Say how many lines of the data below have the word "camera" in them. Add nothing else.

*** Opening The data ***

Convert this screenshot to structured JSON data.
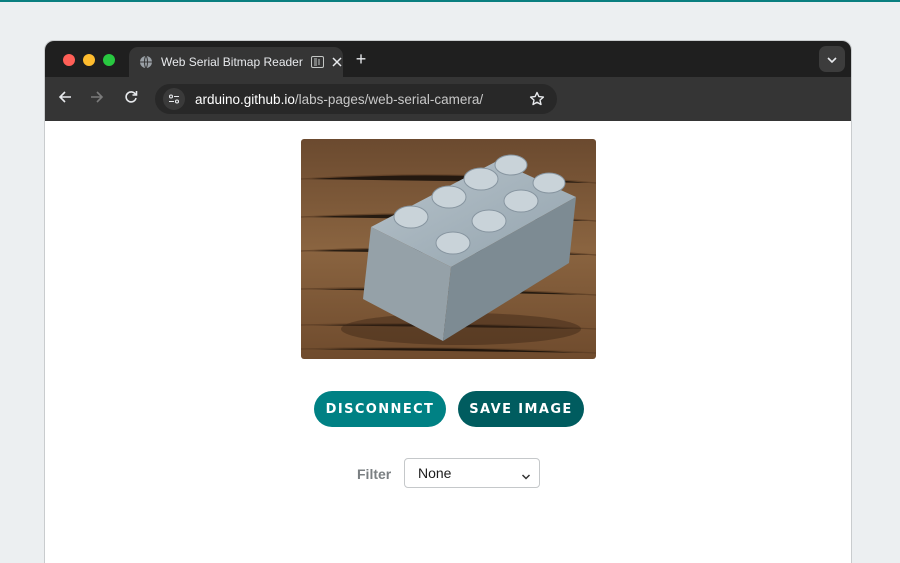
{
  "tab": {
    "title": "Web Serial Bitmap Reader",
    "favicon": "globe-icon",
    "reading_mode": "reading-mode-icon",
    "close": "close-icon",
    "new_tab": "+"
  },
  "toolbar": {
    "url_host": "arduino.github.io",
    "url_path": "/labs-pages/web-serial-camera/",
    "back": "arrow-left-icon",
    "forward": "arrow-right-icon",
    "reload": "reload-icon",
    "bookmark": "star-icon"
  },
  "camera": {
    "image": "captured-frame-lego-brick"
  },
  "controls": {
    "disconnect_label": "DISCONNECT",
    "save_label": "SAVE IMAGE",
    "filter_label": "Filter",
    "filter_value": "None"
  },
  "colors": {
    "disconnect": "#008184",
    "save": "#005c5f",
    "accent_line": "#0a7f80"
  }
}
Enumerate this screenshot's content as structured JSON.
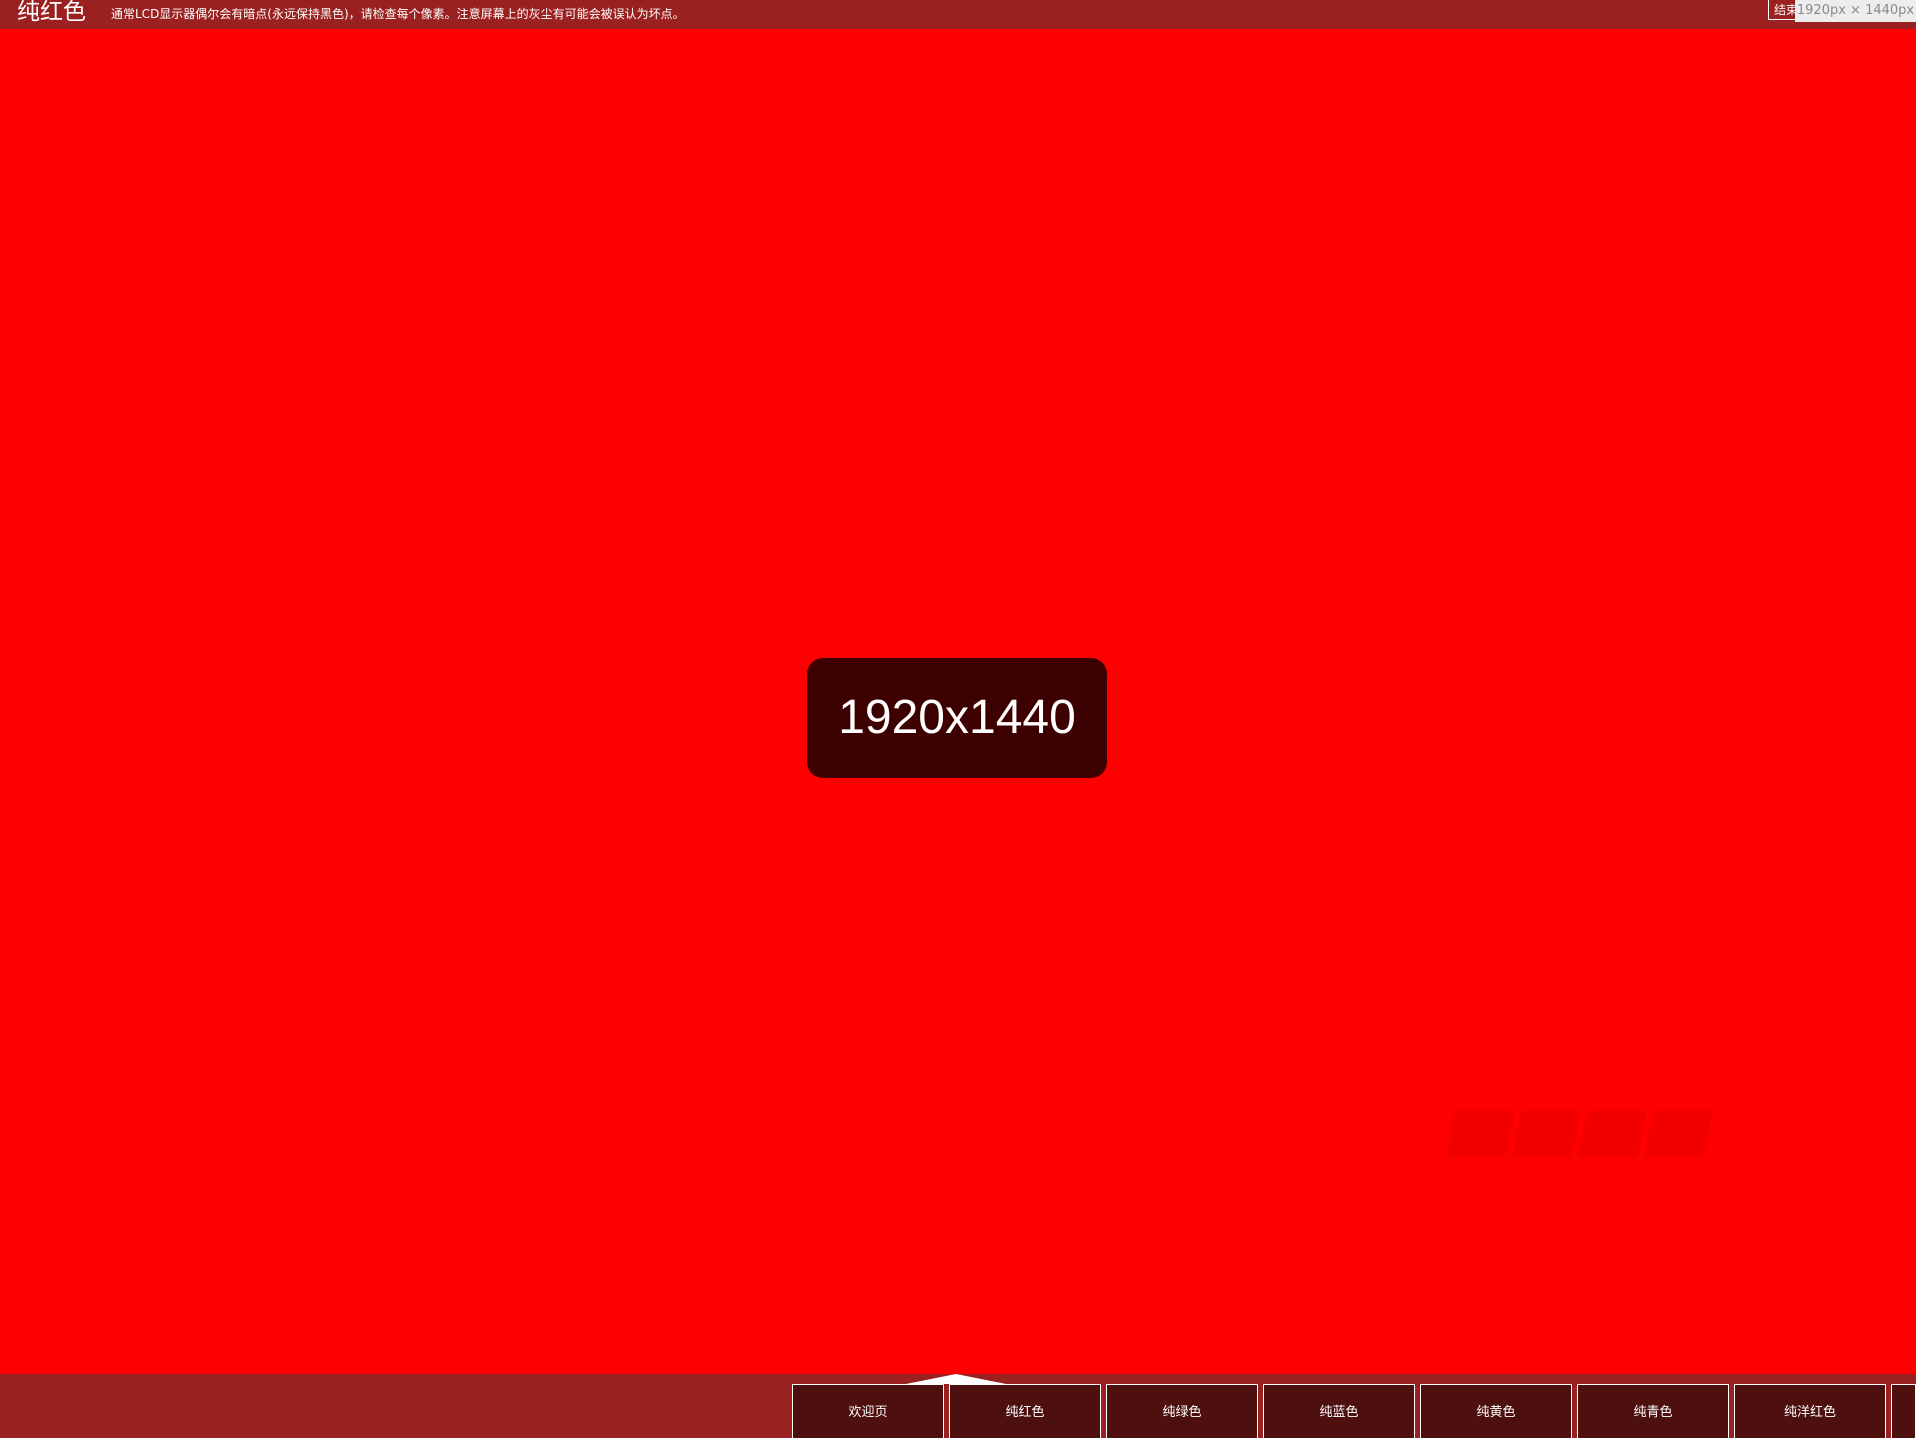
{
  "header": {
    "title": "纯红色",
    "notice": "通常LCD显示器偶尔会有暗点(永远保持黑色)，请检查每个像素。注意屏幕上的灰尘有可能会被误认为坏点。",
    "end_button_label": "结束",
    "screen_size_readout": "1920px × 1440px"
  },
  "display": {
    "resolution_label": "1920x1440",
    "test_color": "#ff0000",
    "bar_color": "#9b2020",
    "badge_color": "#3d0000"
  },
  "nav": {
    "tabs": [
      {
        "label": "欢迎页"
      },
      {
        "label": "纯红色"
      },
      {
        "label": "纯绿色"
      },
      {
        "label": "纯蓝色"
      },
      {
        "label": "纯黄色"
      },
      {
        "label": "纯青色"
      },
      {
        "label": "纯洋红色"
      },
      {
        "label": ""
      }
    ],
    "active_tab_index": 1
  }
}
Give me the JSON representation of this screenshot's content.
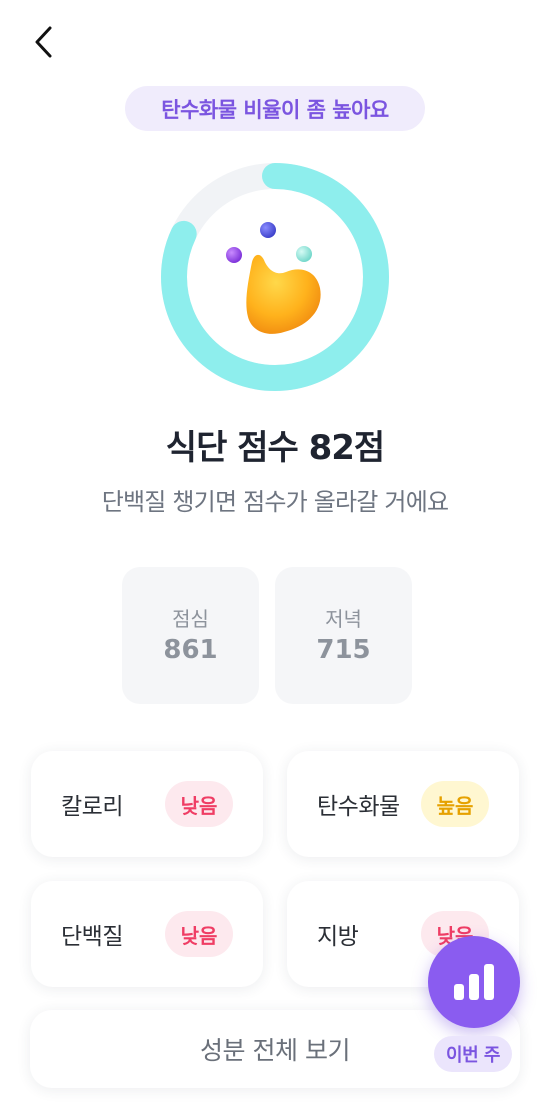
{
  "banner": {
    "text": "탄수화물 비율이 좀 높아요"
  },
  "score": {
    "title": "식단 점수 82점",
    "subtitle": "단백질 챙기면 점수가 올라갈 거에요",
    "value": 82,
    "max": 100
  },
  "meals": [
    {
      "name": "점심",
      "value": "861"
    },
    {
      "name": "저녁",
      "value": "715"
    }
  ],
  "nutrients": [
    {
      "label": "칼로리",
      "status": "낮음",
      "level": "low"
    },
    {
      "label": "탄수화물",
      "status": "높음",
      "level": "high"
    },
    {
      "label": "단백질",
      "status": "낮음",
      "level": "low"
    },
    {
      "label": "지방",
      "status": "낮음",
      "level": "low"
    }
  ],
  "view_all": {
    "label": "성분 전체 보기"
  },
  "fab": {
    "label": "이번 주",
    "icon": "bar-chart-icon"
  },
  "icons": {
    "back": "chevron-left-icon",
    "mascot": "mascot-illustration"
  },
  "colors": {
    "ring_progress": "#8eeeed",
    "ring_track": "#f1f3f6",
    "accent": "#8a5cf0",
    "low": "#ef3d64",
    "high": "#e6a100"
  }
}
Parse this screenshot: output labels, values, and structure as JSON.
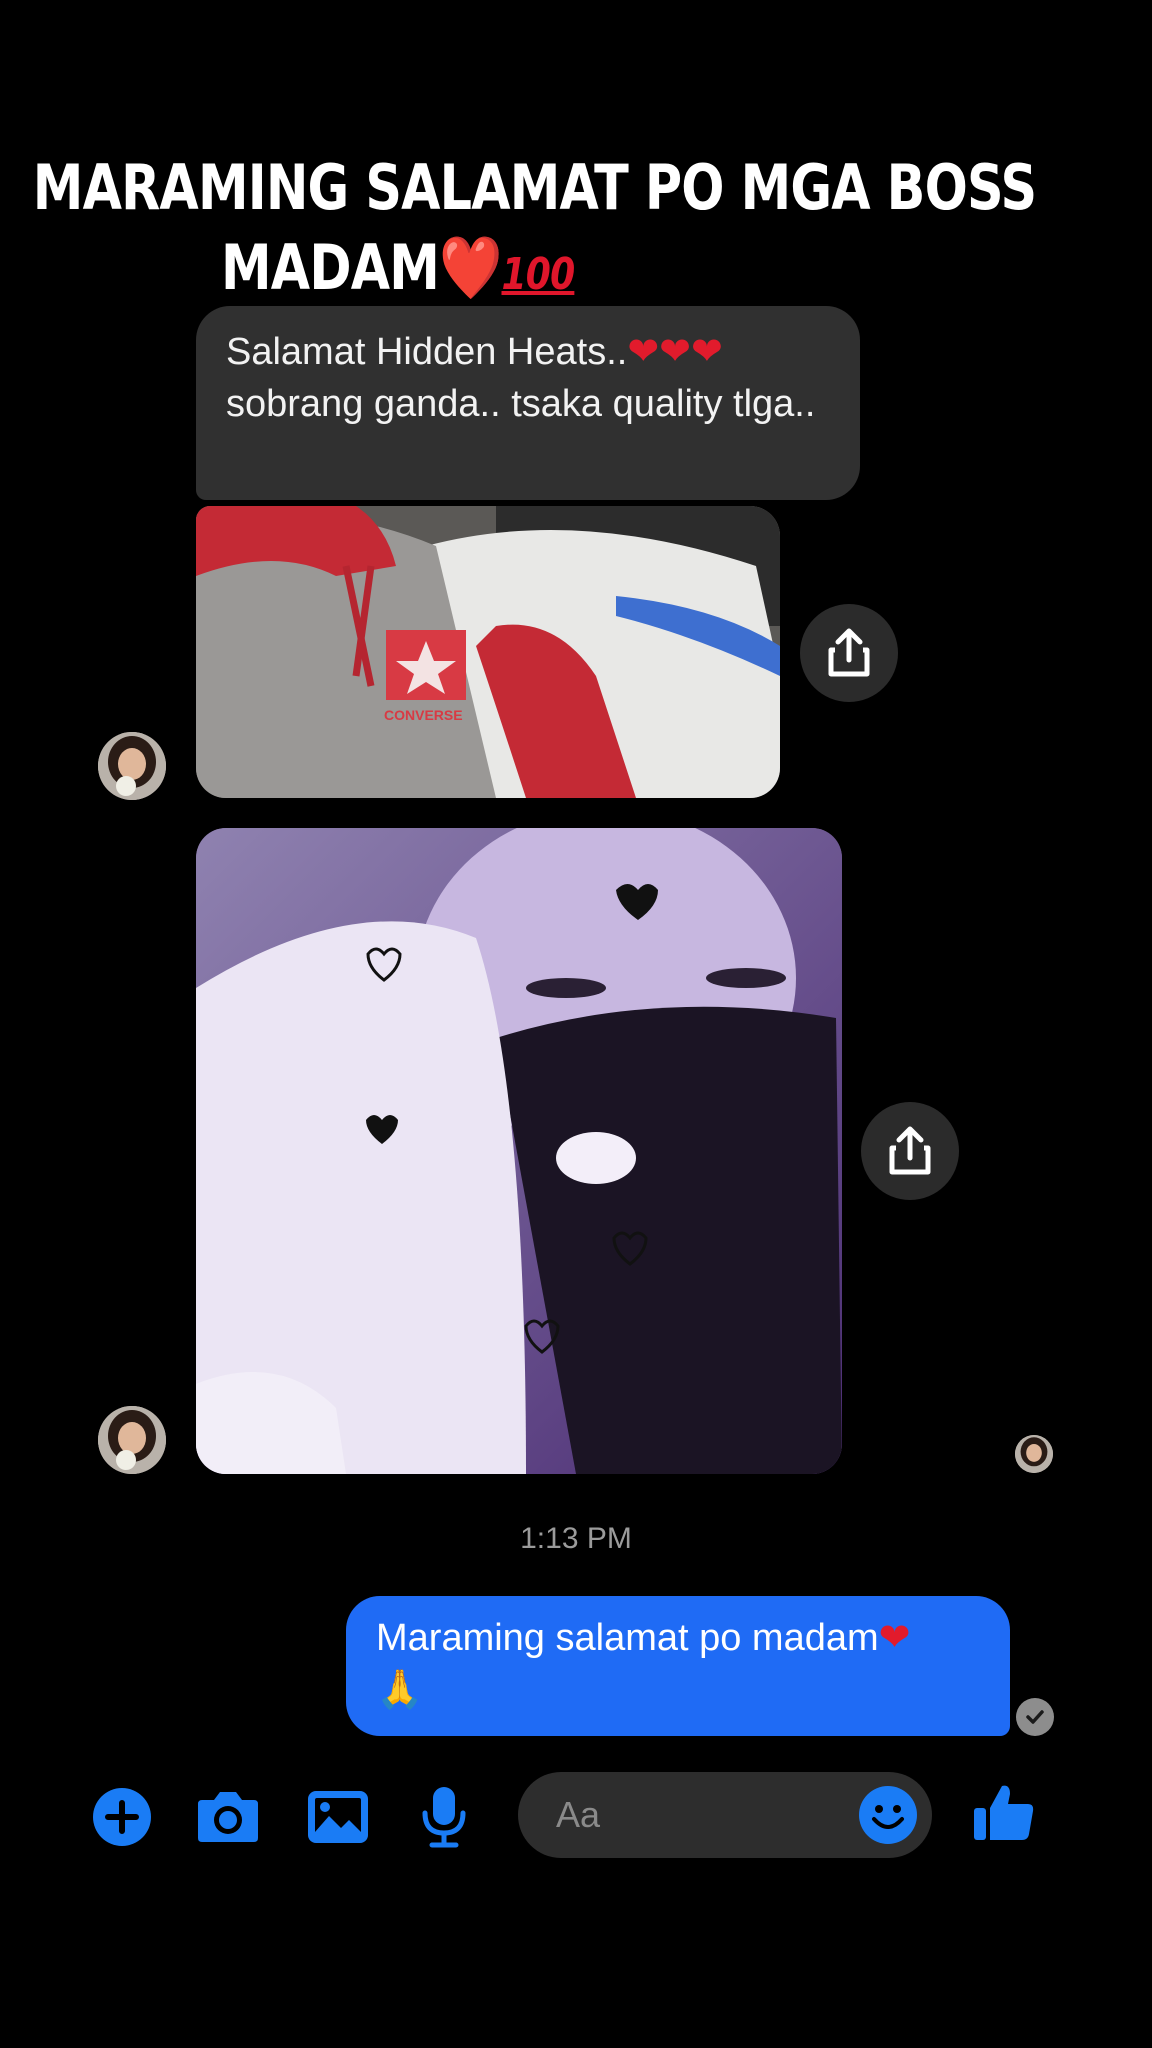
{
  "caption": {
    "line1": "MARAMING SALAMAT PO MGA BOSS",
    "line2": "MADAM",
    "heart": "❤️",
    "hundred": "100"
  },
  "messages": {
    "incoming": {
      "text_part1": "Salamat Hidden Heats..",
      "hearts": "❤❤❤",
      "text_part2": "sobrang ganda.. tsaka quality tlga.."
    },
    "photo1_brand": "CONVERSE",
    "timestamp": "1:13 PM",
    "outgoing": {
      "text": "Maraming salamat po madam",
      "heart": "❤",
      "emoji": "🙏"
    }
  },
  "composer": {
    "placeholder": "Aa",
    "icons": [
      "plus-icon",
      "camera-icon",
      "gallery-icon",
      "microphone-icon",
      "emoji-icon",
      "thumbs-up-icon"
    ]
  },
  "colors": {
    "accent": "#1f6bf5",
    "icon_blue": "#1a7cf5",
    "incoming_bubble": "#303030",
    "heart_red": "#e21b2c"
  }
}
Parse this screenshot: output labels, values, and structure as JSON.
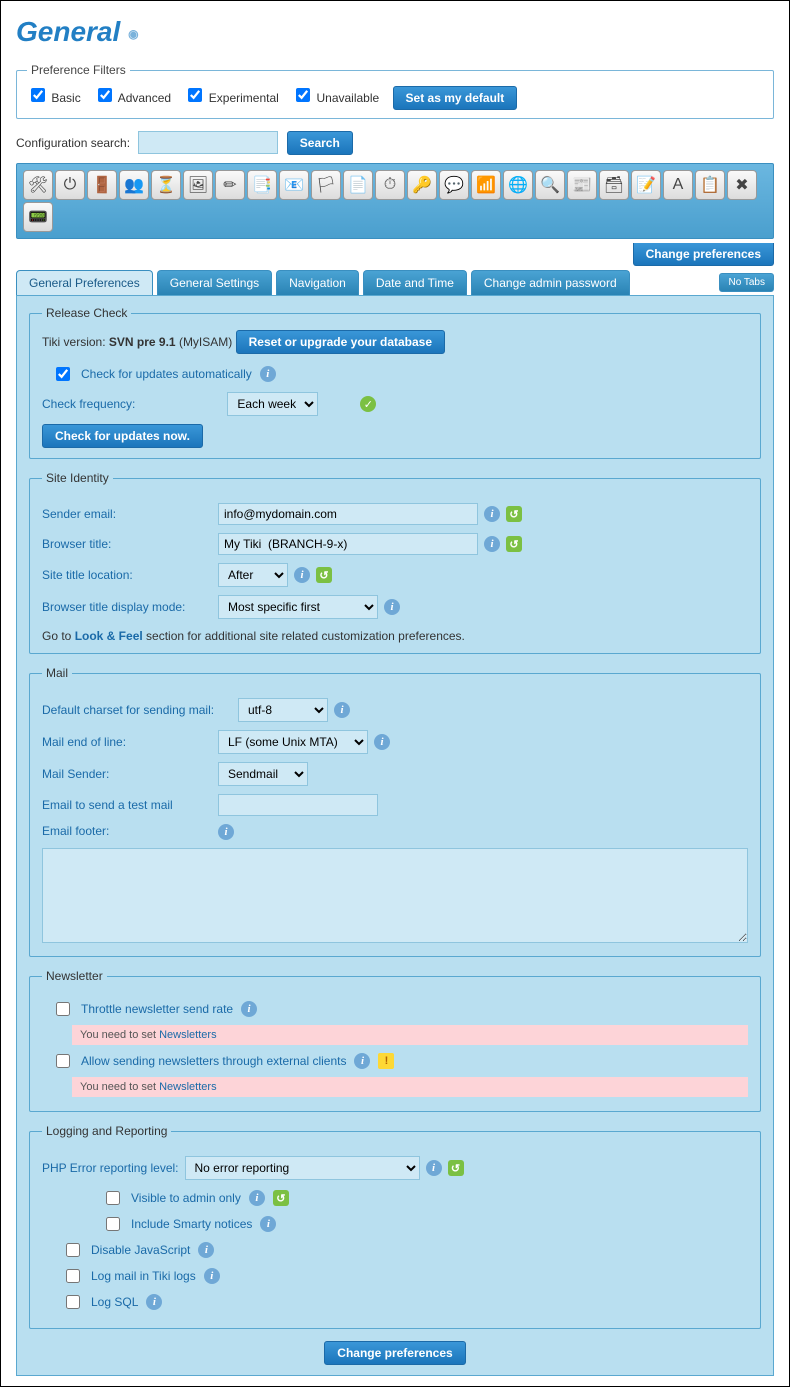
{
  "title": "General",
  "filters": {
    "legend": "Preference Filters",
    "items": [
      "Basic",
      "Advanced",
      "Experimental",
      "Unavailable"
    ],
    "set_default": "Set as my default"
  },
  "search": {
    "label": "Configuration search:",
    "button": "Search",
    "value": ""
  },
  "toolbar_icons": [
    "🛠",
    "⏻",
    "🚪",
    "👥",
    "⏳",
    "🖼",
    "✏",
    "📑",
    "📧",
    "🏳",
    "📄",
    "⏱",
    "🔑",
    "💬",
    "📶",
    "🌐",
    "🔍",
    "📰",
    "🗃",
    "📝",
    "A",
    "📋",
    "✖",
    "📟"
  ],
  "change_prefs": "Change preferences",
  "tabs": [
    "General Preferences",
    "General Settings",
    "Navigation",
    "Date and Time",
    "Change admin password"
  ],
  "no_tabs": "No Tabs",
  "release": {
    "legend": "Release Check",
    "version_prefix": "Tiki version: ",
    "version_bold": "SVN pre 9.1",
    "version_suffix": " (MyISAM)",
    "reset_db": "Reset or upgrade your database",
    "auto_check": "Check for updates automatically",
    "freq_label": "Check frequency:",
    "freq_value": "Each week",
    "check_now": "Check for updates now."
  },
  "identity": {
    "legend": "Site Identity",
    "sender_label": "Sender email:",
    "sender_value": "info@mydomain.com",
    "browser_title_label": "Browser title:",
    "browser_title_value": "My Tiki  (BRANCH-9-x)",
    "title_loc_label": "Site title location:",
    "title_loc_value": "After",
    "display_mode_label": "Browser title display mode:",
    "display_mode_value": "Most specific first",
    "goto_prefix": "Go to ",
    "goto_link": "Look & Feel",
    "goto_suffix": " section for additional site related customization preferences."
  },
  "mail": {
    "legend": "Mail",
    "charset_label": "Default charset for sending mail:",
    "charset_value": "utf-8",
    "eol_label": "Mail end of line:",
    "eol_value": "LF (some Unix MTA)",
    "sender_label": "Mail Sender:",
    "sender_value": "Sendmail",
    "test_label": "Email to send a test mail",
    "test_value": "",
    "footer_label": "Email footer:",
    "footer_value": ""
  },
  "newsletter": {
    "legend": "Newsletter",
    "throttle": "Throttle newsletter send rate",
    "warn_prefix": "You need to set ",
    "warn_link": "Newsletters",
    "external": "Allow sending newsletters through external clients"
  },
  "logging": {
    "legend": "Logging and Reporting",
    "php_label": "PHP Error reporting level:",
    "php_value": "No error reporting",
    "visible_admin": "Visible to admin only",
    "smarty": "Include Smarty notices",
    "disable_js": "Disable JavaScript",
    "log_mail": "Log mail in Tiki logs",
    "log_sql": "Log SQL"
  }
}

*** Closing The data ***

*Exercise output:* 3